When the SR-71 Blackbird conducted its first flights in the mid-1960s, it was nothing short of amazing. It has remained so since. Over the course of its operation, the plane set dozens of speed records which have yet to be broken – and which, given the advances in satellite photography and the decreased need for fast, missile-evading spy planes, will likely stand for decades to come. While Lockheed Martin is currently working on the “SR-72,” a derivative rumored to fly at up to Mach 6 (4000 miles per hour), there has been little news about the plane for several years. Given the upheaval of the past year, and the lack of new information from Lockheed Martin’s “Skunk Works” experimental division, it seems that the SR-71’s records are safe for now.
Any plane is only as fast as whatever drives it, and the SR-71 was powered by a pair of Pratt and Whitney J58 turbojet engines.

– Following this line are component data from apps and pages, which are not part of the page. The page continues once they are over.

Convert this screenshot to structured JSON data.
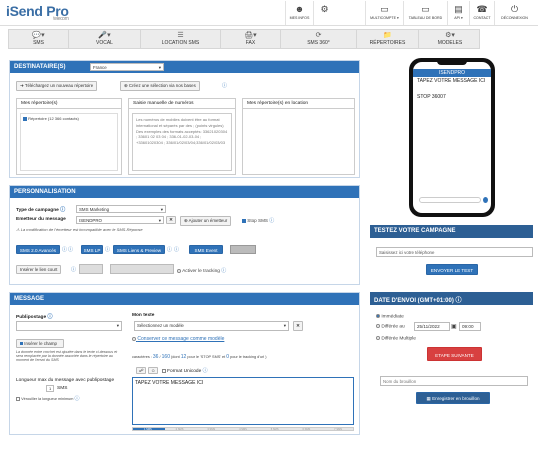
{
  "brand": {
    "logo_main": "iSend Pro",
    "logo_sub": "telecom"
  },
  "topnav": [
    {
      "label": "MES INFOS",
      "icon": "user-icon"
    },
    {
      "label": "",
      "icon": "gears-icon"
    },
    {
      "label": "MULTICOMPTE ▾",
      "icon": "tablet-icon"
    },
    {
      "label": "TABLEAU DE BORD",
      "icon": "tablet-icon"
    },
    {
      "label": "API ▾",
      "icon": "document-icon"
    },
    {
      "label": "CONTACT",
      "icon": "phone-icon"
    },
    {
      "label": "DÉCONNEXION",
      "icon": "power-icon"
    }
  ],
  "mainnav": [
    {
      "label": "SMS",
      "icon": "chat-icon"
    },
    {
      "label": "VOCAL",
      "icon": "microphone-icon"
    },
    {
      "label": "LOCATION SMS",
      "icon": "list-icon"
    },
    {
      "label": "FAX",
      "icon": "fax-icon"
    },
    {
      "label": "SMS 360°",
      "icon": "rotate-icon"
    },
    {
      "label": "RÉPERTOIRES",
      "icon": "folder-icon"
    },
    {
      "label": "MODELES",
      "icon": "gear-icon"
    }
  ],
  "dest": {
    "title": "DESTINATAIRE(S)",
    "country": "France",
    "upload_btn": "Téléchargez un nouveau répertoire",
    "create_btn": "Créez une sélection via nos bases",
    "col1": "Mes répertoire(s)",
    "col2": "Saisie manuelle de numéros",
    "col3": "Mes répertoire(s) en location",
    "repo_item": "Répertoire (12 366 contacts)",
    "manual_help": "Les numéros de mobiles doivent être au format international et séparés par des ; (points virgules) Des exemples des formats acceptés: 33621020304 ; 33601 02 03 04 ; 336-01-02-03-04 ; +33601020304 ; 336/01/02/03/04;336/01/02/03/03"
  },
  "perso": {
    "title": "PERSONNALISATION",
    "type_label": "Type de campagne",
    "type_value": "SMS Marketing",
    "sender_label": "Emetteur du message",
    "sender_value": "ISENDPRO",
    "add_sender_btn": "Ajouter un émetteur",
    "stop_label": "Stop SMS",
    "sender_note": "La modification de l'émetteur est incompatible avec le SMS-Réponse",
    "tabs": [
      "SMS 2.0 Avancés",
      "SMS LP",
      "SMS Liens & Preview",
      "SMS Event"
    ],
    "shortlink_btn": "Insérer le lien court",
    "tracking_label": "Activer le tracking"
  },
  "message": {
    "title": "MESSAGE",
    "publipostage_label": "Publipostage",
    "insert_btn": "Insérer le champ",
    "publi_note": "La donnée entre crochet est ajoutée dans le texte ci-dessous et sera remplacée par la donnée associée dans le répertoire au moment de l'envoi du SMS",
    "maxlen_label": "Longueur max du message avec publipostage",
    "maxlen_value": "1",
    "maxlen_unit": "SMS",
    "verify_label": "Vérouiller la longueur minimum",
    "montexte_label": "Mon texte",
    "model_select": "Sélectionnez un modèle",
    "save_model_link": "Conserver ce message comme modèle",
    "counter_prefix": "caractères :",
    "counter_used": "36",
    "counter_max": "160",
    "counter_mid": "(dont",
    "counter_stop": "12",
    "counter_mid2": "pour le 'STOP SMS' et",
    "counter_track": "0",
    "counter_end": "pour le tracking d'url )",
    "unicode_label": "Format Unicode",
    "text": "TAPEZ VOTRE MESSAGE ICI",
    "progress": [
      "1 SMS",
      "2 SMS",
      "3 SMS",
      "4 SMS",
      "5 SMS",
      "6 SMS",
      "7 SMS"
    ]
  },
  "phone": {
    "sender": "ISENDPRO",
    "msg": "TAPEZ VOTRE MESSAGE ICI",
    "stop": "STOP 36007"
  },
  "test": {
    "title": "TESTEZ VOTRE CAMPAGNE",
    "placeholder": "Saisissez ici votre téléphone",
    "button": "ENVOYER LE TEST"
  },
  "date": {
    "title": "DATE D'ENVOI (GMT+01:00)",
    "opt1": "Immédiate",
    "opt2": "Différée au",
    "date_value": "25/11/2022",
    "time_value": "09:00",
    "opt3": "Différée Multiple",
    "next_btn": "ETAPE SUIVANTE",
    "draft_placeholder": "Nom du brouillon",
    "save_btn": "Enregistrer en brouillon"
  }
}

The engines in question, which were used for the SR-71 as well as for its predecessor, the Lockheed A-12, were designed to fly at speeds of up to Mach 3 (more than 2000 miles per hour) at an altitude of up to 80,000 feet. The J58 was also the first engine designed for continuous afterburner use. It is an exceptional engine, all the more so considering that it was not designed with the plane in mind.
Instead, the engine was requested by the U.S. Navy, which needed a generic engine for its open-ended Mach 2.7 Fleet Defense Interceptor project. At the time, the Navy was interested in the proposed Chance Vought XF8U-3 Super Crusader; if the Super Crusader had won the contract, the Pratt and Whitney engine would have gone to it instead.
But Clarence “Kelly” Johnson, at the time the head of Skunk Works, determined that the Pratt and Whitney engine would work for “Project Oxcart,” the program developing the Lockheed A-12. With some modifications, the engine was reworked to fit the A-12, and later the SR-71. The Super Crusader project was canceled, with five prototype aircraft built.
The SR-71 made good use of the engines; its top recorded speed was 2193 miles per hour. (In the decades since, NASA has developed an unmanned “scramjet” rocket capable of flight at Mach 9.6, or around 7000 miles per hour.)
The plane was eventually retired in the 1990s; following the fall of the Berlin Wall, defense budgets shrank, and the expensive plane was put out to pasture.
Trevor Filseth is a current and foreign affairs writer for the National Interest.